Raising Blaze through her puppyhood was difficult; but that “free puppy”, which I named Dixie, took the cake for being my most troublesome and expensive puppy ever and cost me almost $4000, either directly or indirectly. If I ever had to get a lobotomy to raise a puppy, it would have been with Dixie.
On May 22, fate set a series of expensive events into motion as Blaze and I rode to get Dixie. First, Blaze ran off while we were in Pike County and cut both of her hind feet to the bone, apparently on barbed wire. Once we got back to Cumming, I boarded Blaze at the veterinary hospital for treatment. She was in a state of shock. I was too when I saw the $1500 bill two weeks later.
The day after we returned from Pike County, I noticed a hitchhiking deer tick attached to the right side of my abdomen. Sure enough, I had contracted Lyme disease and developed a high fever. My doctor prescribed a 10-day course of strong stomach-sickening antibiotics: a cure almost as bad as the disease. The bite site, which I named Charlie, was extremely itchy for weeks.
Sick as hell, there I was with an adult dog in the hospital and a new puppy to assimilate into the family.
During Dixie’s first medical checkup on June 12, the vet explained that she had a huge hernia and needed surgery. I said okay and boarded Dixie for the surgery and recuperation. The fee for the surgery and the boarding was another $1500 bill in addition to the $100 checkup fee.
Socks. When Dixie came home from the hospital, my dirty socks, which I usually drop on the floor, started missing in the morning. I was losing single socks at first. Then I lost a pair of socks. Initially, I thought I was just imagining the pair to be missing and muttered, “Maybe for once I threw my dirty socks into the hamper instead of dropping them on the floor.” But a few days later I awoke during the night and found Dixie ingesting a pair of socks. Keeping a supply of socks in the house was getting expensive.
When I caught Dixie chewing on a wine glass, I immediately took what remained of the glass from her and called my vet, who instructed me to give her some soft food and a Fleet enema. How do you give a dog an enema? You can’t. As soon as you grab the dog by its collar and start sticking the nozzle up its rear end, it begins running round and round in circles while you spin yourself dizzy trying to keep up; and all you end up with is a wet, messy bathroom—and nothing up the dog’s ass. In any event, Dixie passed the glass shards without incident.

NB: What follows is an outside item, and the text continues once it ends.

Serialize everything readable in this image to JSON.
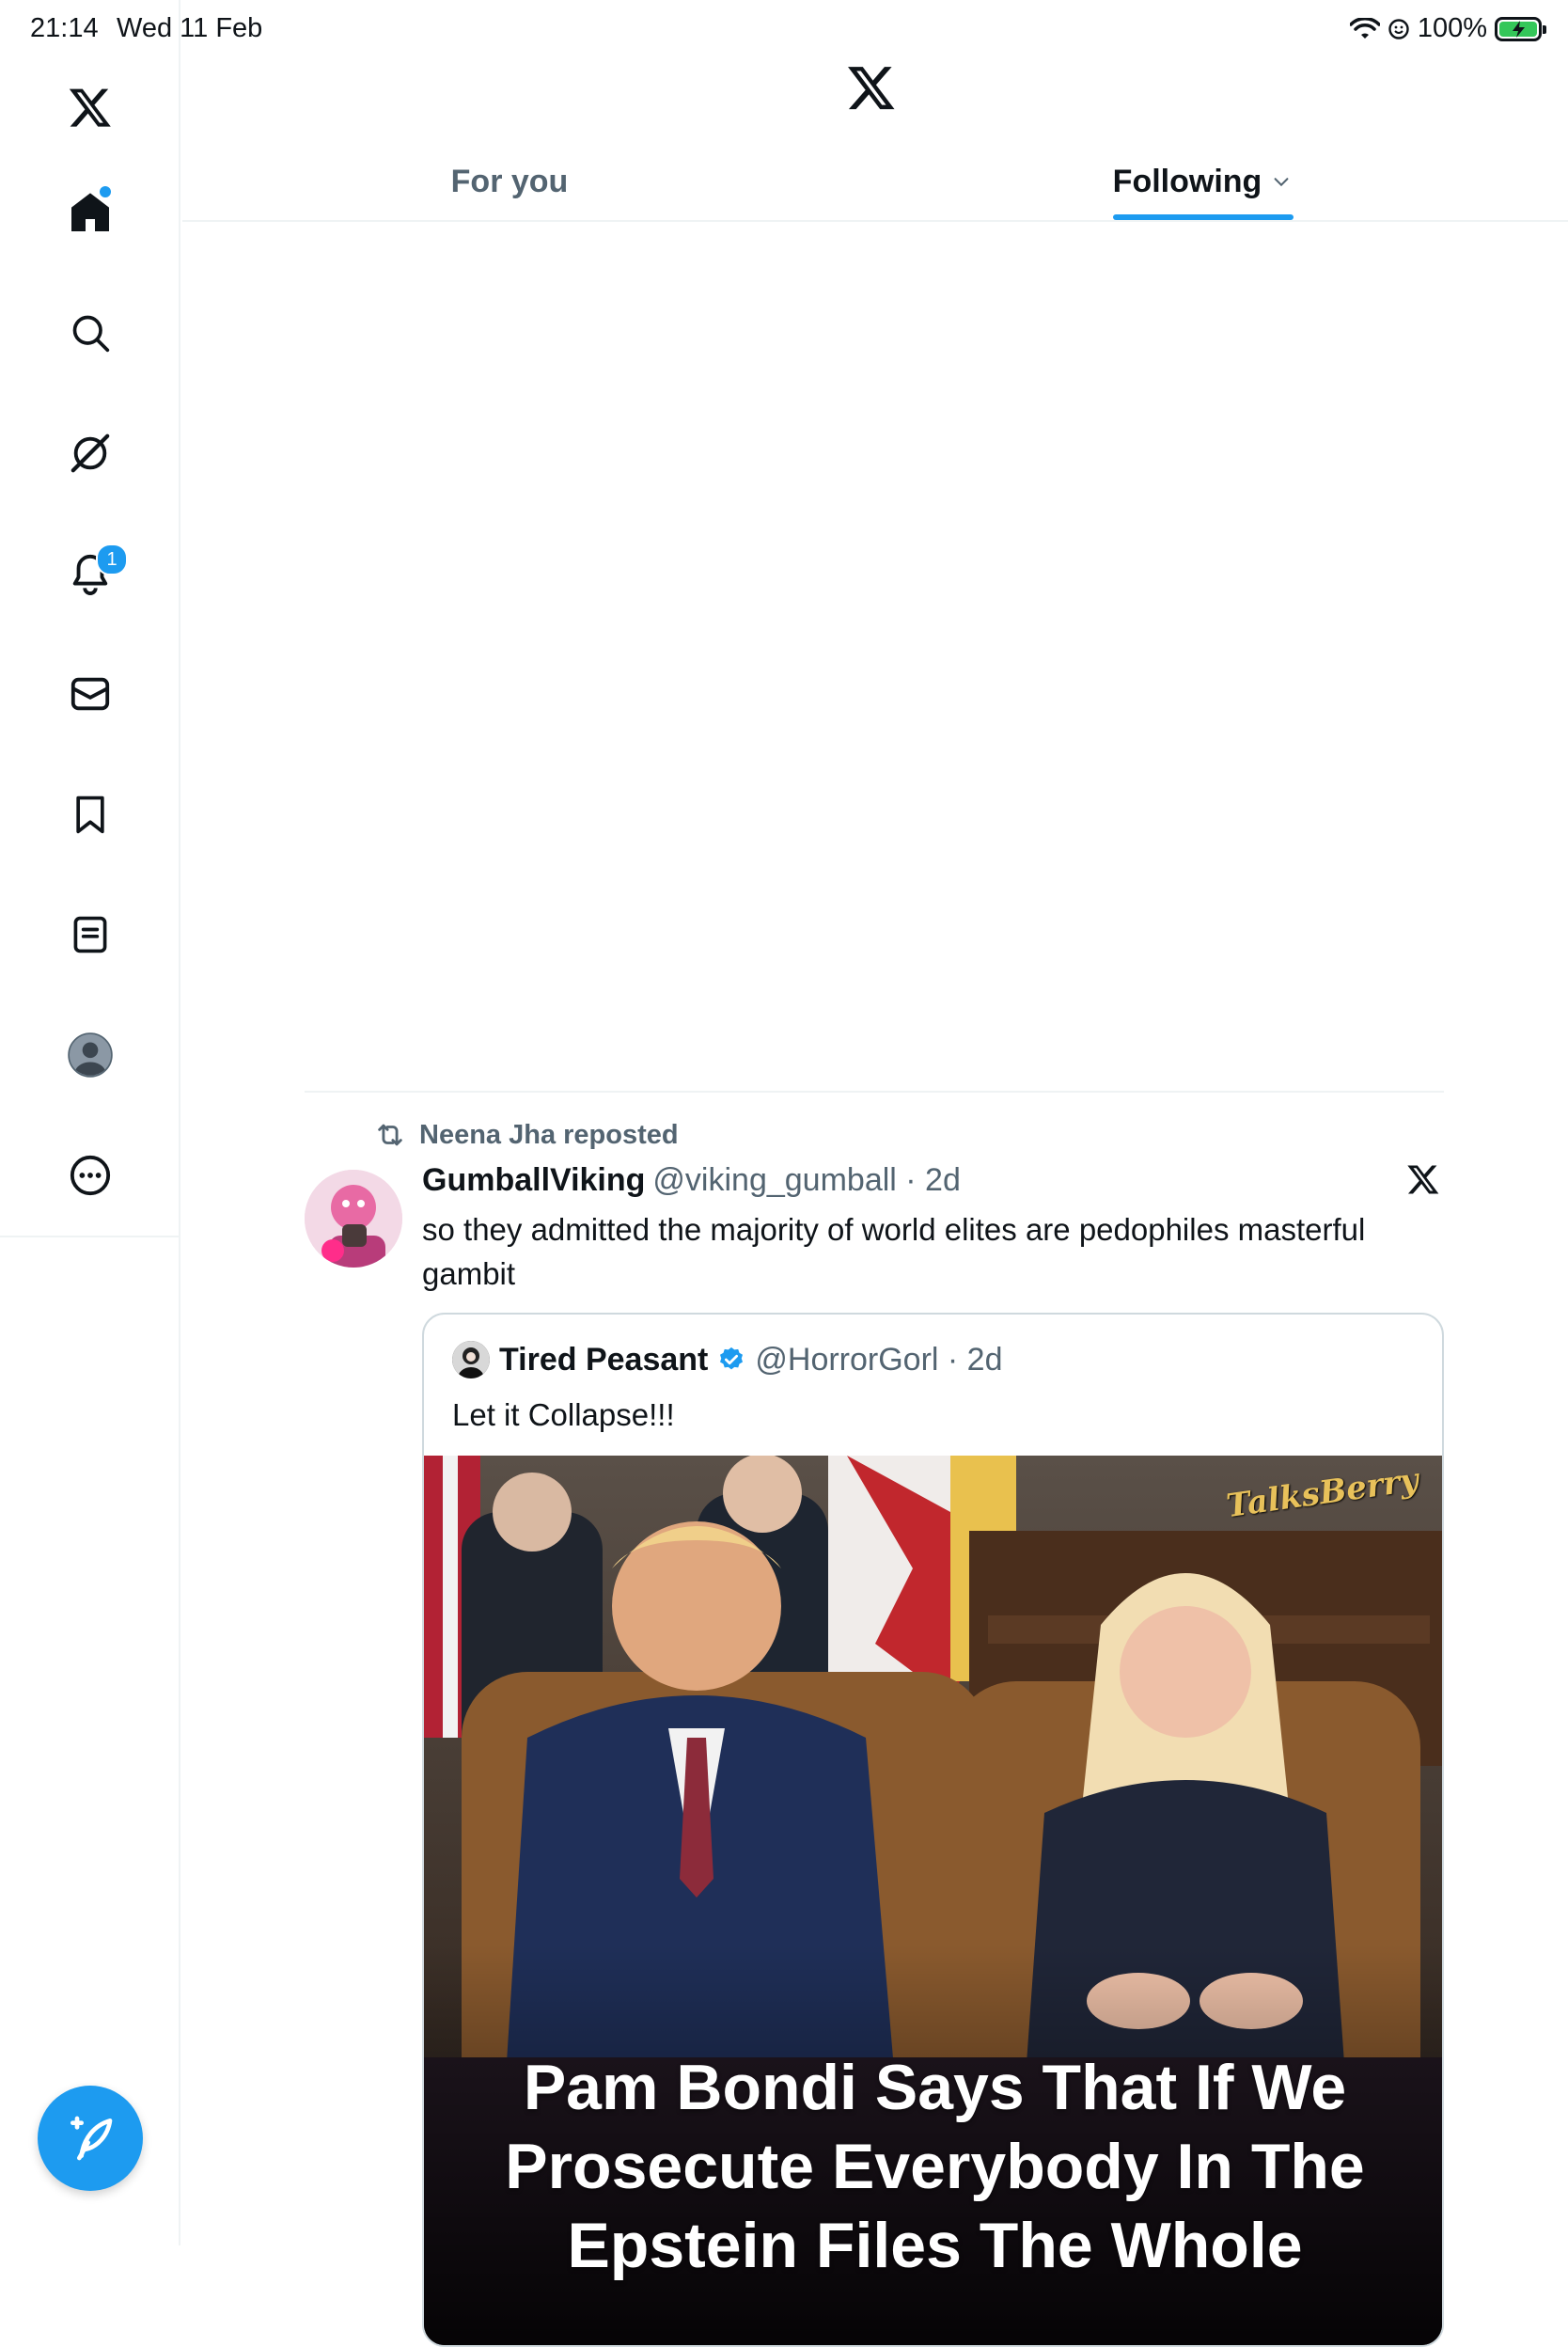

The following morning, Dixie pulled the venetian blinds off the kitchen bay window. But I wasn’t angry until I noticed that she had also chewed up my 3-wood and driver golf clubs, which were lying on the living room floor. She had bent both club heads inward. Ironically, the next time I used the clubs, I discovered that the damaged clubs actually improved my game: They corrected my god-awful slice by compensating it with a hook action.
Before graduating from puppyhood, Dixie pulled the curtains off the sliding glass doors in the family room. The curtains needed to be dry-cleaned anyway. The dry-cleaning bill was $77, and to this day, the curtains are hanging in the living-room closet, unused. I never did like those curtains.
I could go on; but not being able to think of a good ending for this piece, I’ll just quit right here.